#### AIM OF THE EXERCISE
In this exercise, return each entry exactly as given.

#### SUPPLIED INFORMATION

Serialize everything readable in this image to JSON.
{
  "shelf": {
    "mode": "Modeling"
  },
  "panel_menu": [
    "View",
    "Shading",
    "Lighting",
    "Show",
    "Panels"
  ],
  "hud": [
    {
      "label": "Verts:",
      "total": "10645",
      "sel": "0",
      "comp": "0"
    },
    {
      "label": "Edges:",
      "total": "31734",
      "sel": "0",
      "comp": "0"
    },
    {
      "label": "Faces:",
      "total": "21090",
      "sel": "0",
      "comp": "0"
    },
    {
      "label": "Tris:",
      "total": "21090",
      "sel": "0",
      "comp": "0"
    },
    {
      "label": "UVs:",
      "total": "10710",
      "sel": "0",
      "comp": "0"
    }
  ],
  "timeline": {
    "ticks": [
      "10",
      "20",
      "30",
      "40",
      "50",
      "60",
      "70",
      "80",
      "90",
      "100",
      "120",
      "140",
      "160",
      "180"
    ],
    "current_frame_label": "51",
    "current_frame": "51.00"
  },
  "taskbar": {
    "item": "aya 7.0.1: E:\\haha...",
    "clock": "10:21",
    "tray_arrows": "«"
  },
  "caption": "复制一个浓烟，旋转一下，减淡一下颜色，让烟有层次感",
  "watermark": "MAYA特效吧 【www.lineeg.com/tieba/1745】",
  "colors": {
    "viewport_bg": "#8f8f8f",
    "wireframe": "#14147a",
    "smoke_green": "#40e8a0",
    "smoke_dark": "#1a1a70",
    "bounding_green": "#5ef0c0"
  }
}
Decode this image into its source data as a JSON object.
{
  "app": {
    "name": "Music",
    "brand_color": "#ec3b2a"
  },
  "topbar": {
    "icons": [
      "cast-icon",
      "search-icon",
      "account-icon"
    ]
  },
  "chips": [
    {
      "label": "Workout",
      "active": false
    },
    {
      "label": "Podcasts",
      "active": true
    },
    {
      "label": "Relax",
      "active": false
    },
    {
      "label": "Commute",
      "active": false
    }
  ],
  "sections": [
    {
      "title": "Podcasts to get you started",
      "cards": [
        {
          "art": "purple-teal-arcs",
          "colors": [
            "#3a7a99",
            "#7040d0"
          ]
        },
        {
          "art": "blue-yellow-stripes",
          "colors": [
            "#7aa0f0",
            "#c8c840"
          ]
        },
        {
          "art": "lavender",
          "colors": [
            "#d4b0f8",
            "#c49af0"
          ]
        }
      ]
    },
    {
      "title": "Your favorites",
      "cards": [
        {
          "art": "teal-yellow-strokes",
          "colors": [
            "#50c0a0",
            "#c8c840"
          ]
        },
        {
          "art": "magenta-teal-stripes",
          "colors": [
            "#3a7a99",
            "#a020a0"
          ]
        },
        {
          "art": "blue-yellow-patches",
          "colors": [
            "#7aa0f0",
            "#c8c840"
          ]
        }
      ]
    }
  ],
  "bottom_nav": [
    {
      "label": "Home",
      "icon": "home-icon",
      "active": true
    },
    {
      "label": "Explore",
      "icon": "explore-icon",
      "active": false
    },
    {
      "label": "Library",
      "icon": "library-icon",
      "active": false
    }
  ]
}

#### SOLUTION TO THE PROBLEM
Serialize everything readable in this image to JSON.
{
  "shelf": {
    "mode": "Modeling"
  },
  "panel_menu": [
    "View",
    "Shading",
    "Lighting",
    "Show",
    "Panels"
  ],
  "hud": [
    {
      "label": "Verts:",
      "total": "10645",
      "sel": "0",
      "comp": "0"
    },
    {
      "label": "Edges:",
      "total": "31734",
      "sel": "0",
      "comp": "0"
    },
    {
      "label": "Faces:",
      "total": "21090",
      "sel": "0",
      "comp": "0"
    },
    {
      "label": "Tris:",
      "total": "21090",
      "sel": "0",
      "comp": "0"
    },
    {
      "label": "UVs:",
      "total": "10710",
      "sel": "0",
      "comp": "0"
    }
  ],
  "timeline": {
    "ticks": [
      "10",
      "20",
      "30",
      "40",
      "50",
      "60",
      "70",
      "80",
      "90",
      "100",
      "120",
      "140",
      "160",
      "180"
    ],
    "current_frame_label": "51",
    "current_frame": "51.00"
  },
  "taskbar": {
    "item": "aya 7.0.1: E:\\haha...",
    "clock": "10:21",
    "tray_arrows": "«"
  },
  "caption": "复制一个浓烟，旋转一下，减淡一下颜色，让烟有层次感",
  "watermark": "MAYA特效吧 【www.lineeg.com/tieba/1745】",
  "colors": {
    "viewport_bg": "#8f8f8f",
    "wireframe": "#14147a",
    "smoke_green": "#40e8a0",
    "smoke_dark": "#1a1a70",
    "bounding_green": "#5ef0c0"
  }
}
Decode this image into its source data as a JSON object.
{
  "app": {
    "name": "Music",
    "brand_color": "#ec3b2a"
  },
  "topbar": {
    "icons": [
      "cast-icon",
      "search-icon",
      "account-icon"
    ]
  },
  "chips": [
    {
      "label": "Workout",
      "active": false
    },
    {
      "label": "Podcasts",
      "active": true
    },
    {
      "label": "Relax",
      "active": false
    },
    {
      "label": "Commute",
      "active": false
    }
  ],
  "sections": [
    {
      "title": "Podcasts to get you started",
      "cards": [
        {
          "art": "purple-teal-arcs",
          "colors": [
            "#3a7a99",
            "#7040d0"
          ]
        },
        {
          "art": "blue-yellow-stripes",
          "colors": [
            "#7aa0f0",
            "#c8c840"
          ]
        },
        {
          "art": "lavender",
          "colors": [
            "#d4b0f8",
            "#c49af0"
          ]
        }
      ]
    },
    {
      "title": "Your favorites",
      "cards": [
        {
          "art": "teal-yellow-strokes",
          "colors": [
            "#50c0a0",
            "#c8c840"
          ]
        },
        {
          "art": "magenta-teal-stripes",
          "colors": [
            "#3a7a99",
            "#a020a0"
          ]
        },
        {
          "art": "blue-yellow-patches",
          "colors": [
            "#7aa0f0",
            "#c8c840"
          ]
        }
      ]
    }
  ],
  "bottom_nav": [
    {
      "label": "Home",
      "icon": "home-icon",
      "active": true
    },
    {
      "label": "Explore",
      "icon": "explore-icon",
      "active": false
    },
    {
      "label": "Library",
      "icon": "library-icon",
      "active": false
    }
  ]
}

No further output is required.